Normally, NFL players do not make the roster during OTAs and minicamp. They can lose out on a spot due to injury, as we saw happen a couple of years ago when Sean Lee went on IR the first day of the voluntary practices. While injuries can drop a player’s chances, they do not often make a downroster player a near-lock to make the squad. But the bizarre broken elbow suffered by Darren McFadden may have made just that out of sixth- round rookie running back Darius Jackson.
While McFadden is expected to be back sometime during training camp, he may miss out on the early practices in Oxnard while he recovers from surgery. And at the moment, the Cowboys have only three healthy running backs in minicamp, Jackson, presumptive starter Ezekiel Elliott, and Alfred Morris. The only other running back, outside of Rod Smith who is working at converting to fullback, is change-of-pace back Lance Dunbar, whose status to start camp is also in question as he recovers from his own injury.
Suddenly, Jackson has a tremendous opportunity. He has already had some plays in the practices so far that indicate that he is capable both in the every down role and being used the way Dunbar is. He has good speed and seems to have the vision needed to use it effectively. Given that Dallas may need four backs (not counting the fullback) to get through the season with their run-focused offensive plan, Jackson is now a valuable commodity for the team. It is a heady position for a late-round supplemental pick from a small school.
There has always been a perception that Jackson was a better fit for the preferred zone blocking approach of the Cowboys, and now he has the minicamp and however long it may take McFadden and/or Dunbar to come back in Oxnard to solidify that.
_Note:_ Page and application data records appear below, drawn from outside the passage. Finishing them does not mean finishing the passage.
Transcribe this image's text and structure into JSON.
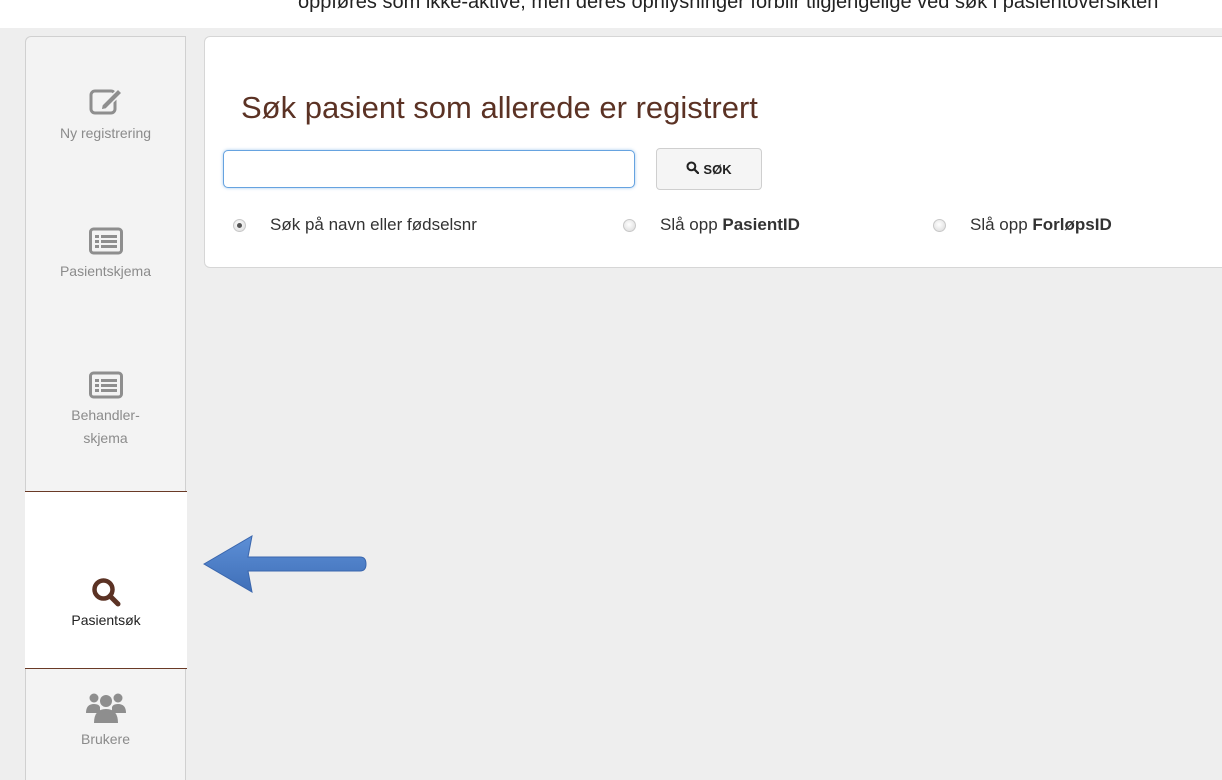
{
  "top_clip_text": "oppføres som ikke-aktive, men deres opnlysninger forblir tilgjengelige ved søk i pasientoversikten",
  "sidebar": {
    "items": [
      {
        "label": "Ny registrering",
        "icon": "edit-icon"
      },
      {
        "label": "Pasientskjema",
        "icon": "list-icon"
      },
      {
        "label": "Behandler-\nskjema",
        "icon": "list-icon"
      },
      {
        "label": "Pasientsøk",
        "icon": "search-icon",
        "active": true
      },
      {
        "label": "Brukere",
        "icon": "users-icon"
      }
    ]
  },
  "main": {
    "title": "Søk pasient som allerede er registrert",
    "search": {
      "value": "",
      "placeholder": "",
      "button_label": "SØK"
    },
    "radios": [
      {
        "prefix": "Søk på navn eller fødselsnr",
        "bold": "",
        "checked": true
      },
      {
        "prefix": "Slå opp ",
        "bold": "PasientID",
        "checked": false
      },
      {
        "prefix": "Slå opp ",
        "bold": "ForløpsID",
        "checked": false
      }
    ]
  },
  "colors": {
    "accent_brown": "#5b3224",
    "active_border": "#6a3a26",
    "arrow_blue": "#4f7fc8",
    "icon_gray": "#8e8e8e"
  }
}
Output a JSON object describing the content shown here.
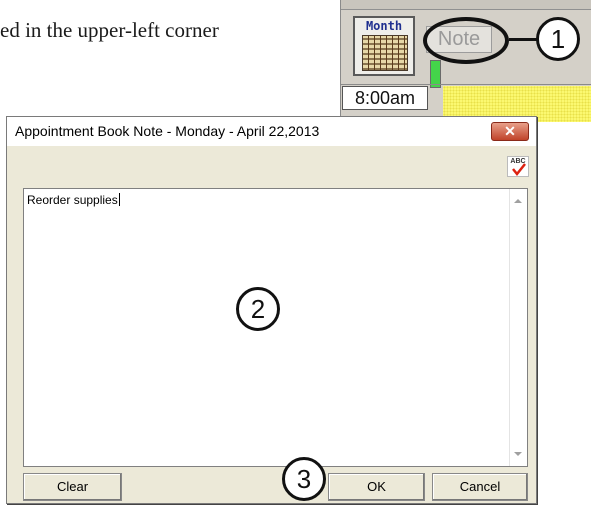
{
  "document": {
    "text_fragment": "ed in the upper-left corner"
  },
  "calendar": {
    "month_label": "Month",
    "note_button_label": "Note",
    "time_label": "8:00am"
  },
  "callouts": {
    "one": "1",
    "two": "2",
    "three": "3"
  },
  "dialog": {
    "title": "Appointment Book Note - Monday - April 22,2013",
    "close_symbol": "✕",
    "spellcheck_label": "ABC",
    "note_text": "Reorder supplies",
    "buttons": {
      "clear": "Clear",
      "ok": "OK",
      "cancel": "Cancel"
    }
  },
  "colors": {
    "dialog_bg": "#ece9d8",
    "close_button": "#c0432a",
    "calendar_highlight": "#fbf870",
    "indicator_green": "#44d44a"
  },
  "icons": [
    "spellcheck-icon",
    "close-icon",
    "scroll-up-icon",
    "scroll-down-icon",
    "month-calendar-icon"
  ]
}
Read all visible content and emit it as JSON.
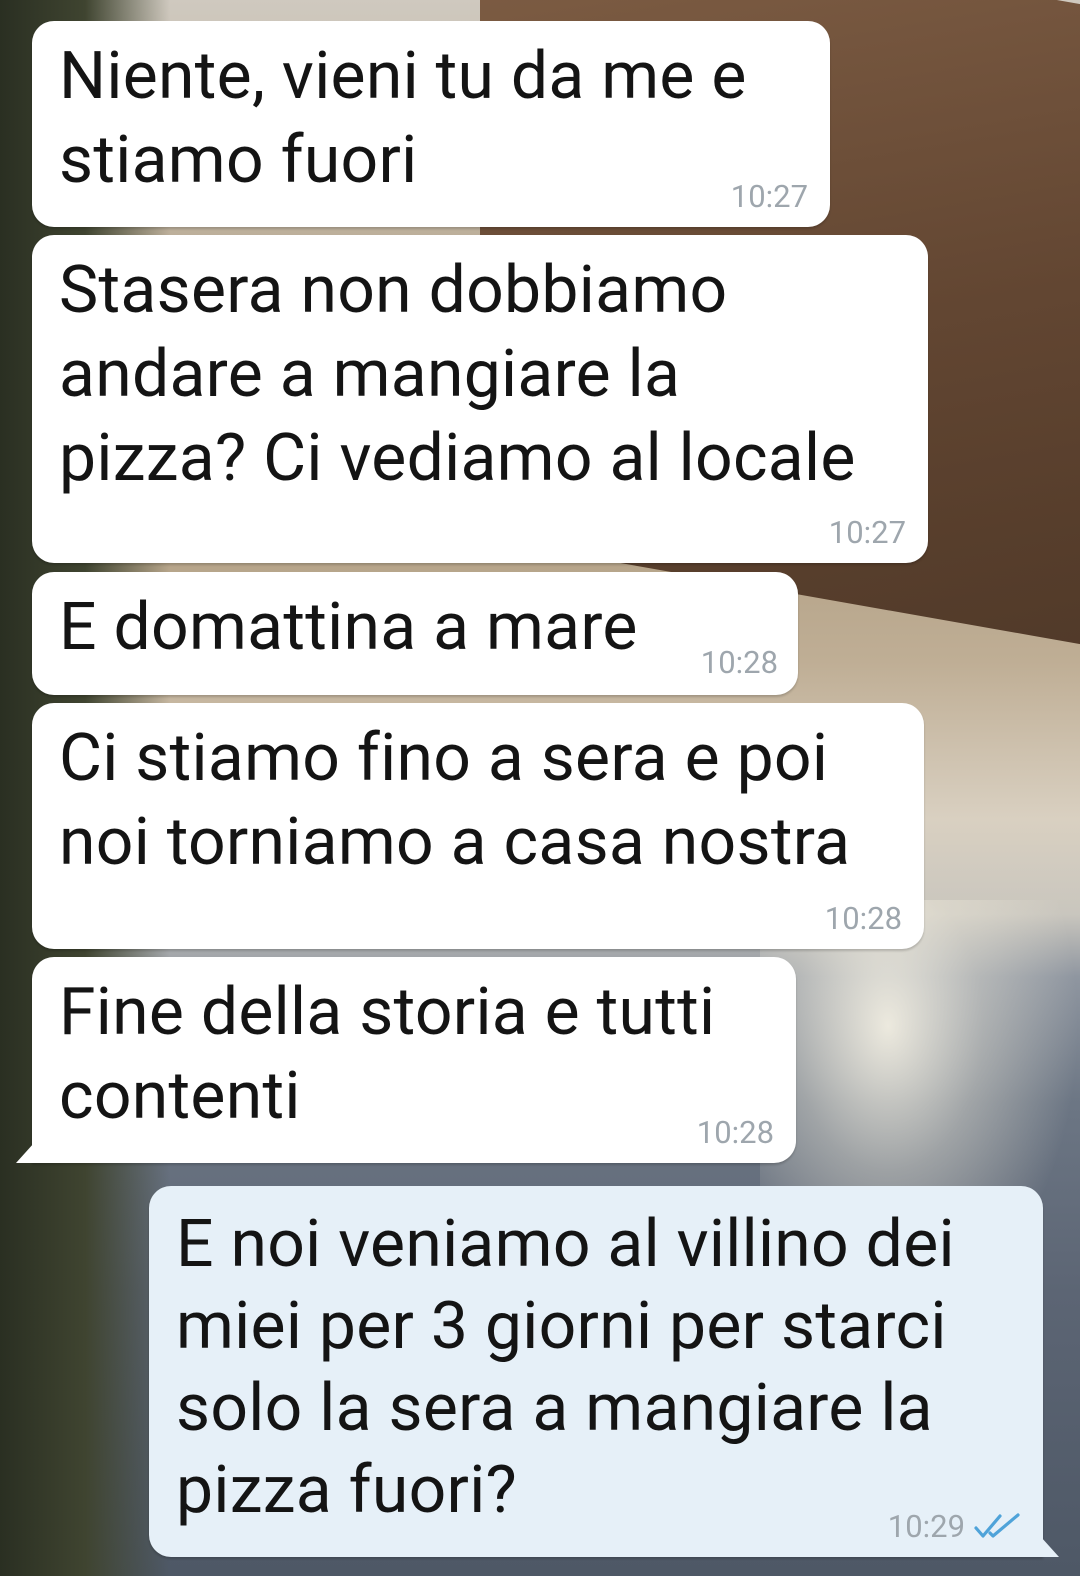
{
  "messages": [
    {
      "direction": "incoming",
      "text": "Niente, vieni tu da me e\nstiamo fuori",
      "time": "10:27"
    },
    {
      "direction": "incoming",
      "text": "Stasera non dobbiamo\nandare a mangiare la\npizza? Ci vediamo al locale",
      "time": "10:27"
    },
    {
      "direction": "incoming",
      "text": "E domattina a mare",
      "time": "10:28"
    },
    {
      "direction": "incoming",
      "text": "Ci stiamo fino a sera e poi\nnoi torniamo a casa nostra",
      "time": "10:28"
    },
    {
      "direction": "incoming",
      "text": "Fine della storia e tutti\ncontenti",
      "time": "10:28"
    },
    {
      "direction": "outgoing",
      "text": "E noi veniamo al villino dei\nmiei per 3 giorni per starci\nsolo la sera a mangiare la\npizza fuori?",
      "time": "10:29",
      "status_icon": "double-check-read-icon"
    }
  ],
  "colors": {
    "incoming_bubble": "#ffffff",
    "outgoing_bubble": "#e6f0f8",
    "timestamp": "#9ea6ad",
    "read_ticks": "#4fa3d9"
  }
}
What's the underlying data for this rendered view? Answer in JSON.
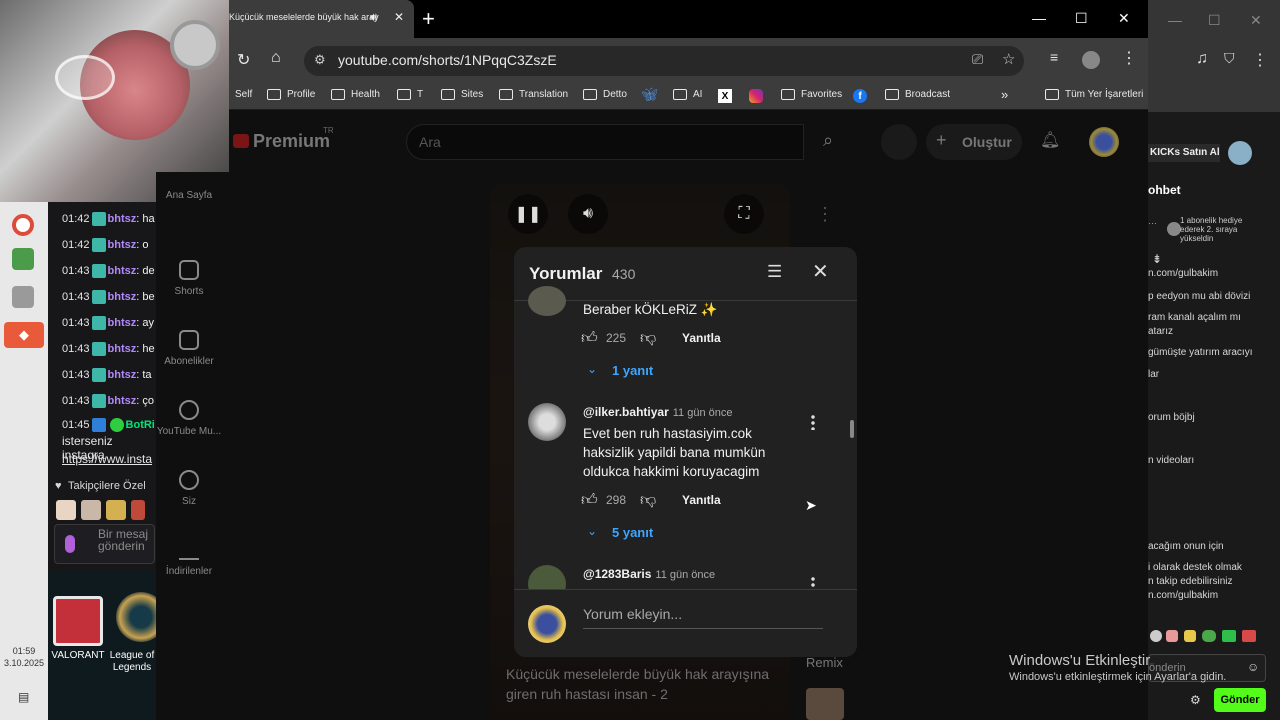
{
  "browser": {
    "tab_title": "Küçücük meselelerde büyük hak aray",
    "url": "youtube.com/shorts/1NPqqC3ZszE",
    "bookmarks": [
      "Self",
      "Profile",
      "Health",
      "T",
      "Sites",
      "Translation",
      "Detto",
      "AI",
      "Favorites",
      "Broadcast"
    ],
    "all_bookmarks": "Tüm Yer İşaretleri"
  },
  "youtube": {
    "logo": "Premium",
    "logo_region": "TR",
    "search_placeholder": "Ara",
    "create_label": "Oluştur",
    "sidebar": [
      "Ana Sayfa",
      "Shorts",
      "Abonelikler",
      "YouTube Mu...",
      "Siz",
      "İndirilenler"
    ],
    "video_caption": "Küçücük meselelerde büyük hak arayışına giren ruh hastası insan - 2",
    "remix": "Remix"
  },
  "comments": {
    "title": "Yorumlar",
    "count": "430",
    "items": [
      {
        "text": "Beraber kÖKLeRiZ ✨",
        "likes": "225",
        "reply": "Yanıtla",
        "replies": "1 yanıt"
      },
      {
        "author": "@ilker.bahtiyar",
        "time": "11 gün önce",
        "text": "Evet ben ruh hastasiyim.cok haksizlik yapildi bana mumkün oldukca hakkimi koruyacagim",
        "likes": "298",
        "reply": "Yanıtla",
        "replies": "5 yanıt"
      },
      {
        "author": "@1283Baris",
        "time": "11 gün önce"
      }
    ],
    "add_placeholder": "Yorum ekleyin..."
  },
  "chat": {
    "lines": [
      {
        "time": "01:42",
        "user": "bhtsz",
        "msg": ": ha"
      },
      {
        "time": "01:42",
        "user": "bhtsz",
        "msg": ": o"
      },
      {
        "time": "01:43",
        "user": "bhtsz",
        "msg": ": de"
      },
      {
        "time": "01:43",
        "user": "bhtsz",
        "msg": ": be"
      },
      {
        "time": "01:43",
        "user": "bhtsz",
        "msg": ": ay"
      },
      {
        "time": "01:43",
        "user": "bhtsz",
        "msg": ": he"
      },
      {
        "time": "01:43",
        "user": "bhtsz",
        "msg": ": ta"
      },
      {
        "time": "01:43",
        "user": "bhtsz",
        "msg": ": ço"
      },
      {
        "time": "01:45",
        "user": "BotRi",
        "msg": ""
      }
    ],
    "bot_msg_1": "isterseniz instagra",
    "bot_msg_2": "https://www.insta",
    "followers_label": "Takipçilere Özel",
    "message_placeholder": "Bir mesaj gönderin"
  },
  "desktop": {
    "icons": [
      "VALORANT",
      "League of Legends"
    ],
    "time": "01:59",
    "date": "3.10.2025"
  },
  "kick": {
    "header_button": "KICKs Satın Al",
    "chat_title": "ohbet",
    "sub_note": "1 abonelik hediye ederek 2. sıraya yükseldin",
    "lines": [
      "n.com/gulbakim",
      "p eedyon mu abi dövizi",
      "ram kanalı açalım mı",
      "atarız",
      "gümüşte yatırım aracıyı",
      "lar",
      "orum böjbj",
      "n videoları",
      "acağım onun için",
      "i olarak destek olmak",
      "n takip edebilirsiniz",
      "n.com/gulbakim"
    ],
    "input_placeholder": "önderin",
    "send": "Gönder"
  },
  "windows_activation": {
    "title": "Windows'u Etkinleştir",
    "subtitle": "Windows'u etkinleştirmek için Ayarlar'a gidin."
  }
}
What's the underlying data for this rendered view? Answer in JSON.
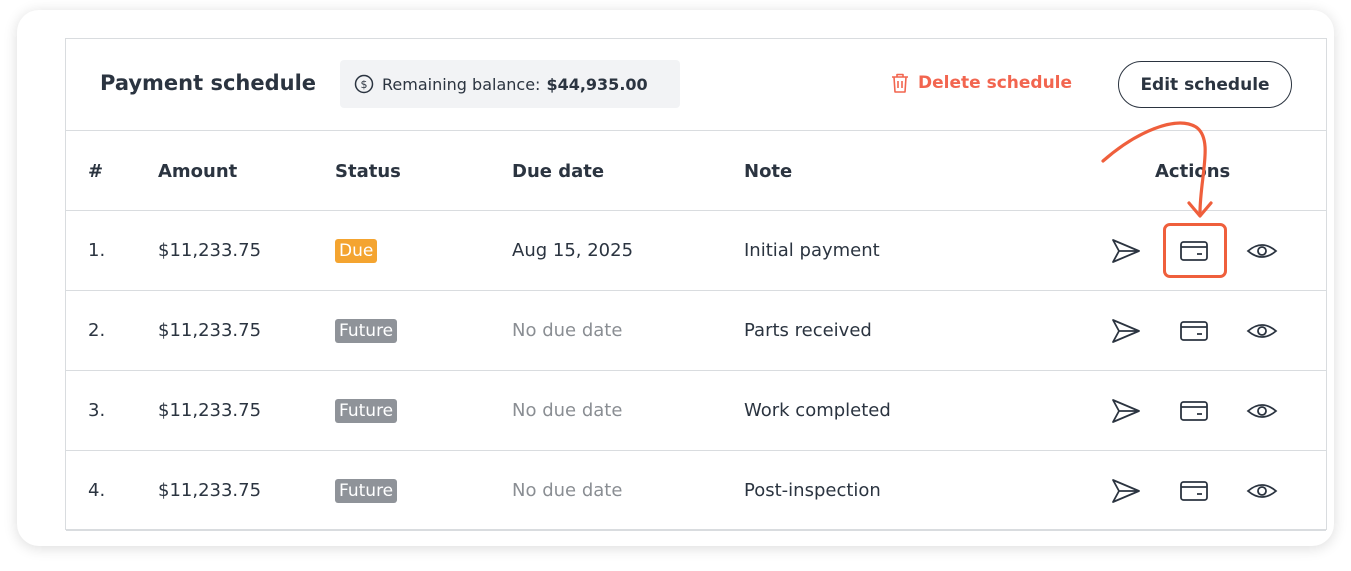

There is still a real possibility that Dunbar could wind up on PUP to begin the season, which may make Jackson the logical man to take his job if he can continue to demonstrate good ability catching the ball and working in space. And if Jackson can get a firm hold on the third back position during any time missed by McFadden, he may become just too hard to displace.
You never really want to see a player ascend at the cost of another being hurt, but that is the way La’el Collins became a starter, filling in for Ron Leary during the games Leary was out after his injury. It is an unfortunate part of the game. Still, it is arguable that Jackson can provide a younger, harder-running alternative to McFadden, which would benefit the Cowboys in the long run. Additionally, the contract situation works in his favor, with McFadden and Dunbar on the last year of their deals and Morris having just been signed for two years. Jackson’s four-year contract is dirt cheap because of his draft position. If he proves to be a capable backup, the team has to think twice about the risk of trying to get him to the practice squad no matter how fast Dunbar and McFadden recover. Dallas pays a lot of attention to the cap, and getting such a bargain (assuming he continues to play well) would bring a smile to Stephen Jones’ face.
As always, he is still going to have to prove himself on the field, especially in the preseason games. But the odds have now shifted dramatically in his favor. Everyone knew that the Cowboys had drafted their starting running back of the future when Elliott was taken four picks into the first round. Now it looks like they just may have gotten his backup deep in the sixth, as well.
If you've never seen his work in college, here is a highlight video of his 2015 season at Eastern Michigan.